### WHAT TO DO
The entries underneath need to be duplicated exactly, with none omitted.

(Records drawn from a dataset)
• • • • • • •
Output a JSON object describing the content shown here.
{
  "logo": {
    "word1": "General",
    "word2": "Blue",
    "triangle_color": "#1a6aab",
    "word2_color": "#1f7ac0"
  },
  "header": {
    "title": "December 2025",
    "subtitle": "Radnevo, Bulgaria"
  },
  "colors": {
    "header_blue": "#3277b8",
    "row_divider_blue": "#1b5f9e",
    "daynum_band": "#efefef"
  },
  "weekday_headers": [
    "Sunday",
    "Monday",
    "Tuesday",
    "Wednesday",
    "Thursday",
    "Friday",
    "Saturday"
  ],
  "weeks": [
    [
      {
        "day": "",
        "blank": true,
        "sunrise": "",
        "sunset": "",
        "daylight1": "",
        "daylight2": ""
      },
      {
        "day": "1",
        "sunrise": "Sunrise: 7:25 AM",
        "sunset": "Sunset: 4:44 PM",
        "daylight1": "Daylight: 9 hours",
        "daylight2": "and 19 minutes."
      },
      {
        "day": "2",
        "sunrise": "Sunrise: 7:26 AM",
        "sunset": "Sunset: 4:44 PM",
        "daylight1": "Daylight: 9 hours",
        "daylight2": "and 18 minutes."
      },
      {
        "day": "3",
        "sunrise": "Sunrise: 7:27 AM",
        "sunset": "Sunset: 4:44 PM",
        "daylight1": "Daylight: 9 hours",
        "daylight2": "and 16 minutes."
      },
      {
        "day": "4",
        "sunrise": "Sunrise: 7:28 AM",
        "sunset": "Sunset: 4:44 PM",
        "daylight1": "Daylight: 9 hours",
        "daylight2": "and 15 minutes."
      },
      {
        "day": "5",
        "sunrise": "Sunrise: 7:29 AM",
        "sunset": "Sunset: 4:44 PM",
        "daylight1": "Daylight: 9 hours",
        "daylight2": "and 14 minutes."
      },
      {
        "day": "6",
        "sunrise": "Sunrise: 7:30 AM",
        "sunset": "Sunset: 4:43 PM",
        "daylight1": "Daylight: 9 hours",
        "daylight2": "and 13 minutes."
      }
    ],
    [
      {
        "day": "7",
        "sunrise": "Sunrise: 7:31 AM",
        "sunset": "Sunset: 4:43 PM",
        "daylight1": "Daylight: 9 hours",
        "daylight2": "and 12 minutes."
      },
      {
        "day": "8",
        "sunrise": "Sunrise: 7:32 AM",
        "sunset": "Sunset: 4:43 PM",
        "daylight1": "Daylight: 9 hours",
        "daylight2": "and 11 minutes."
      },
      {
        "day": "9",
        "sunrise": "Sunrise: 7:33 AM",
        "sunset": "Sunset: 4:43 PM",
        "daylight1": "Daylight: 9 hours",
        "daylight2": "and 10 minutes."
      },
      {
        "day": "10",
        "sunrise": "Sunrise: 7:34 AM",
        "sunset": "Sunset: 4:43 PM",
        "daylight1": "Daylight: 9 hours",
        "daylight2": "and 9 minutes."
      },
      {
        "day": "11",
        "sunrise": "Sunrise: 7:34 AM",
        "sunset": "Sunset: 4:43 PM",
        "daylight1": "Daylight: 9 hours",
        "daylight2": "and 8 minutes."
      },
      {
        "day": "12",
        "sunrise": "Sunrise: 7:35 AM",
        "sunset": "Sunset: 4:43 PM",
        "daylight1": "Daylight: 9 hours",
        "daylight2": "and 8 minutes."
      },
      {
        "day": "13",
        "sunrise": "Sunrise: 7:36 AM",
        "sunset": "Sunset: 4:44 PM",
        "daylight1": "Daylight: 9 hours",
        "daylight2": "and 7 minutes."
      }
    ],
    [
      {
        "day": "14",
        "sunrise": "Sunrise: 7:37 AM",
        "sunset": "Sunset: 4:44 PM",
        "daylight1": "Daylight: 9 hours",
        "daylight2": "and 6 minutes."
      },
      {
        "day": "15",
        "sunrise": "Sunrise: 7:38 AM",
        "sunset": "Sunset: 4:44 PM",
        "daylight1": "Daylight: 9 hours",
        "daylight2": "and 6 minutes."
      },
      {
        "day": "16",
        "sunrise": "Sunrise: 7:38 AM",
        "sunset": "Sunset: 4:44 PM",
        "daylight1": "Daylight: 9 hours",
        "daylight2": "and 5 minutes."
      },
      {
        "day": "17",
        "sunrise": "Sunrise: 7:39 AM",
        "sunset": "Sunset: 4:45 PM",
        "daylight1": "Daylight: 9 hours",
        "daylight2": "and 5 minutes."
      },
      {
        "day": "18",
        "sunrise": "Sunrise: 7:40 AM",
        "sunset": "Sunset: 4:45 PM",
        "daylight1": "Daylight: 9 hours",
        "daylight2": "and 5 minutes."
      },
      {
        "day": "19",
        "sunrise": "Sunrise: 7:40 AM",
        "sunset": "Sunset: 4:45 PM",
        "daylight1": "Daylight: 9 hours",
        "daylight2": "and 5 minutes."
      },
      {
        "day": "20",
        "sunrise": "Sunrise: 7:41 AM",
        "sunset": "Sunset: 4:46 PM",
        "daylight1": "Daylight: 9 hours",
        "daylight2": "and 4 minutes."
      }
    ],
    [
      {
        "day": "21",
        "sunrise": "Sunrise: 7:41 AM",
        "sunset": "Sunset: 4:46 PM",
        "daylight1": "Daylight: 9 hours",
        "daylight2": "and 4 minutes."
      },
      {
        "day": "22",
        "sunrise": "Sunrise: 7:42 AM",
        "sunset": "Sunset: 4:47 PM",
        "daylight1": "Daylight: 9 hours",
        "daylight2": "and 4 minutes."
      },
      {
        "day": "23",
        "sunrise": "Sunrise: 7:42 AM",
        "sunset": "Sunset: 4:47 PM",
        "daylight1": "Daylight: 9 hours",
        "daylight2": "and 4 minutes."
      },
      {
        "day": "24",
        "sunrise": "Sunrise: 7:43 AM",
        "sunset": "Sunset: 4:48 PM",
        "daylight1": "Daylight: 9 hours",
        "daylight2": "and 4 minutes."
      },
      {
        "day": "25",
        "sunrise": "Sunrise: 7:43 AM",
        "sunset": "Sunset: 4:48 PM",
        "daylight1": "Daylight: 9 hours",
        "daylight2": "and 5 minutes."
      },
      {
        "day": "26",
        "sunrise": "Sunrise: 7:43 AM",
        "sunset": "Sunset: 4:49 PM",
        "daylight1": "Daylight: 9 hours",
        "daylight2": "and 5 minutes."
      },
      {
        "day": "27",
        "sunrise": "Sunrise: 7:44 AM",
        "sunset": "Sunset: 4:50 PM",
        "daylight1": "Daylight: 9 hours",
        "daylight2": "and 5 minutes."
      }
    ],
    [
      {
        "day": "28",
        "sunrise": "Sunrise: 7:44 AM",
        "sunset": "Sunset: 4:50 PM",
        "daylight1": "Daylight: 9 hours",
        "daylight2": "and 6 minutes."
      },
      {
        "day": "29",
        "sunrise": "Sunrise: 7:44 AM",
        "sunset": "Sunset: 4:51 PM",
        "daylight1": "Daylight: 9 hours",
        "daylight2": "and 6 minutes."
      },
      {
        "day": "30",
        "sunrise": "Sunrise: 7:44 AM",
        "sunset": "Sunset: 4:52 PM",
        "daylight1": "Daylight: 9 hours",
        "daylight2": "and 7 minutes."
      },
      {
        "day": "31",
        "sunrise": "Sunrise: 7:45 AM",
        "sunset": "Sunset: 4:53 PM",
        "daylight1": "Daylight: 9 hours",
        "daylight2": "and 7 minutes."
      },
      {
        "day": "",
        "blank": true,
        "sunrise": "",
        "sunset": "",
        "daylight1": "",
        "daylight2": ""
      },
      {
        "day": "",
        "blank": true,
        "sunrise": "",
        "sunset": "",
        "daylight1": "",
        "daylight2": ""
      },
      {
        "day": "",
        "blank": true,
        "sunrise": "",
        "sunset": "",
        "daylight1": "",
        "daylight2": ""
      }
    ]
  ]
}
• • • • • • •
### EXERCISE ANSWER
Output a JSON object describing the content shown here.
{
  "logo": {
    "word1": "General",
    "word2": "Blue",
    "triangle_color": "#1a6aab",
    "word2_color": "#1f7ac0"
  },
  "header": {
    "title": "December 2025",
    "subtitle": "Radnevo, Bulgaria"
  },
  "colors": {
    "header_blue": "#3277b8",
    "row_divider_blue": "#1b5f9e",
    "daynum_band": "#efefef"
  },
  "weekday_headers": [
    "Sunday",
    "Monday",
    "Tuesday",
    "Wednesday",
    "Thursday",
    "Friday",
    "Saturday"
  ],
  "weeks": [
    [
      {
        "day": "",
        "blank": true,
        "sunrise": "",
        "sunset": "",
        "daylight1": "",
        "daylight2": ""
      },
      {
        "day": "1",
        "sunrise": "Sunrise: 7:25 AM",
        "sunset": "Sunset: 4:44 PM",
        "daylight1": "Daylight: 9 hours",
        "daylight2": "and 19 minutes."
      },
      {
        "day": "2",
        "sunrise": "Sunrise: 7:26 AM",
        "sunset": "Sunset: 4:44 PM",
        "daylight1": "Daylight: 9 hours",
        "daylight2": "and 18 minutes."
      },
      {
        "day": "3",
        "sunrise": "Sunrise: 7:27 AM",
        "sunset": "Sunset: 4:44 PM",
        "daylight1": "Daylight: 9 hours",
        "daylight2": "and 16 minutes."
      },
      {
        "day": "4",
        "sunrise": "Sunrise: 7:28 AM",
        "sunset": "Sunset: 4:44 PM",
        "daylight1": "Daylight: 9 hours",
        "daylight2": "and 15 minutes."
      },
      {
        "day": "5",
        "sunrise": "Sunrise: 7:29 AM",
        "sunset": "Sunset: 4:44 PM",
        "daylight1": "Daylight: 9 hours",
        "daylight2": "and 14 minutes."
      },
      {
        "day": "6",
        "sunrise": "Sunrise: 7:30 AM",
        "sunset": "Sunset: 4:43 PM",
        "daylight1": "Daylight: 9 hours",
        "daylight2": "and 13 minutes."
      }
    ],
    [
      {
        "day": "7",
        "sunrise": "Sunrise: 7:31 AM",
        "sunset": "Sunset: 4:43 PM",
        "daylight1": "Daylight: 9 hours",
        "daylight2": "and 12 minutes."
      },
      {
        "day": "8",
        "sunrise": "Sunrise: 7:32 AM",
        "sunset": "Sunset: 4:43 PM",
        "daylight1": "Daylight: 9 hours",
        "daylight2": "and 11 minutes."
      },
      {
        "day": "9",
        "sunrise": "Sunrise: 7:33 AM",
        "sunset": "Sunset: 4:43 PM",
        "daylight1": "Daylight: 9 hours",
        "daylight2": "and 10 minutes."
      },
      {
        "day": "10",
        "sunrise": "Sunrise: 7:34 AM",
        "sunset": "Sunset: 4:43 PM",
        "daylight1": "Daylight: 9 hours",
        "daylight2": "and 9 minutes."
      },
      {
        "day": "11",
        "sunrise": "Sunrise: 7:34 AM",
        "sunset": "Sunset: 4:43 PM",
        "daylight1": "Daylight: 9 hours",
        "daylight2": "and 8 minutes."
      },
      {
        "day": "12",
        "sunrise": "Sunrise: 7:35 AM",
        "sunset": "Sunset: 4:43 PM",
        "daylight1": "Daylight: 9 hours",
        "daylight2": "and 8 minutes."
      },
      {
        "day": "13",
        "sunrise": "Sunrise: 7:36 AM",
        "sunset": "Sunset: 4:44 PM",
        "daylight1": "Daylight: 9 hours",
        "daylight2": "and 7 minutes."
      }
    ],
    [
      {
        "day": "14",
        "sunrise": "Sunrise: 7:37 AM",
        "sunset": "Sunset: 4:44 PM",
        "daylight1": "Daylight: 9 hours",
        "daylight2": "and 6 minutes."
      },
      {
        "day": "15",
        "sunrise": "Sunrise: 7:38 AM",
        "sunset": "Sunset: 4:44 PM",
        "daylight1": "Daylight: 9 hours",
        "daylight2": "and 6 minutes."
      },
      {
        "day": "16",
        "sunrise": "Sunrise: 7:38 AM",
        "sunset": "Sunset: 4:44 PM",
        "daylight1": "Daylight: 9 hours",
        "daylight2": "and 5 minutes."
      },
      {
        "day": "17",
        "sunrise": "Sunrise: 7:39 AM",
        "sunset": "Sunset: 4:45 PM",
        "daylight1": "Daylight: 9 hours",
        "daylight2": "and 5 minutes."
      },
      {
        "day": "18",
        "sunrise": "Sunrise: 7:40 AM",
        "sunset": "Sunset: 4:45 PM",
        "daylight1": "Daylight: 9 hours",
        "daylight2": "and 5 minutes."
      },
      {
        "day": "19",
        "sunrise": "Sunrise: 7:40 AM",
        "sunset": "Sunset: 4:45 PM",
        "daylight1": "Daylight: 9 hours",
        "daylight2": "and 5 minutes."
      },
      {
        "day": "20",
        "sunrise": "Sunrise: 7:41 AM",
        "sunset": "Sunset: 4:46 PM",
        "daylight1": "Daylight: 9 hours",
        "daylight2": "and 4 minutes."
      }
    ],
    [
      {
        "day": "21",
        "sunrise": "Sunrise: 7:41 AM",
        "sunset": "Sunset: 4:46 PM",
        "daylight1": "Daylight: 9 hours",
        "daylight2": "and 4 minutes."
      },
      {
        "day": "22",
        "sunrise": "Sunrise: 7:42 AM",
        "sunset": "Sunset: 4:47 PM",
        "daylight1": "Daylight: 9 hours",
        "daylight2": "and 4 minutes."
      },
      {
        "day": "23",
        "sunrise": "Sunrise: 7:42 AM",
        "sunset": "Sunset: 4:47 PM",
        "daylight1": "Daylight: 9 hours",
        "daylight2": "and 4 minutes."
      },
      {
        "day": "24",
        "sunrise": "Sunrise: 7:43 AM",
        "sunset": "Sunset: 4:48 PM",
        "daylight1": "Daylight: 9 hours",
        "daylight2": "and 4 minutes."
      },
      {
        "day": "25",
        "sunrise": "Sunrise: 7:43 AM",
        "sunset": "Sunset: 4:48 PM",
        "daylight1": "Daylight: 9 hours",
        "daylight2": "and 5 minutes."
      },
      {
        "day": "26",
        "sunrise": "Sunrise: 7:43 AM",
        "sunset": "Sunset: 4:49 PM",
        "daylight1": "Daylight: 9 hours",
        "daylight2": "and 5 minutes."
      },
      {
        "day": "27",
        "sunrise": "Sunrise: 7:44 AM",
        "sunset": "Sunset: 4:50 PM",
        "daylight1": "Daylight: 9 hours",
        "daylight2": "and 5 minutes."
      }
    ],
    [
      {
        "day": "28",
        "sunrise": "Sunrise: 7:44 AM",
        "sunset": "Sunset: 4:50 PM",
        "daylight1": "Daylight: 9 hours",
        "daylight2": "and 6 minutes."
      },
      {
        "day": "29",
        "sunrise": "Sunrise: 7:44 AM",
        "sunset": "Sunset: 4:51 PM",
        "daylight1": "Daylight: 9 hours",
        "daylight2": "and 6 minutes."
      },
      {
        "day": "30",
        "sunrise": "Sunrise: 7:44 AM",
        "sunset": "Sunset: 4:52 PM",
        "daylight1": "Daylight: 9 hours",
        "daylight2": "and 7 minutes."
      },
      {
        "day": "31",
        "sunrise": "Sunrise: 7:45 AM",
        "sunset": "Sunset: 4:53 PM",
        "daylight1": "Daylight: 9 hours",
        "daylight2": "and 7 minutes."
      },
      {
        "day": "",
        "blank": true,
        "sunrise": "",
        "sunset": "",
        "daylight1": "",
        "daylight2": ""
      },
      {
        "day": "",
        "blank": true,
        "sunrise": "",
        "sunset": "",
        "daylight1": "",
        "daylight2": ""
      },
      {
        "day": "",
        "blank": true,
        "sunrise": "",
        "sunset": "",
        "daylight1": "",
        "daylight2": ""
      }
    ]
  ]
}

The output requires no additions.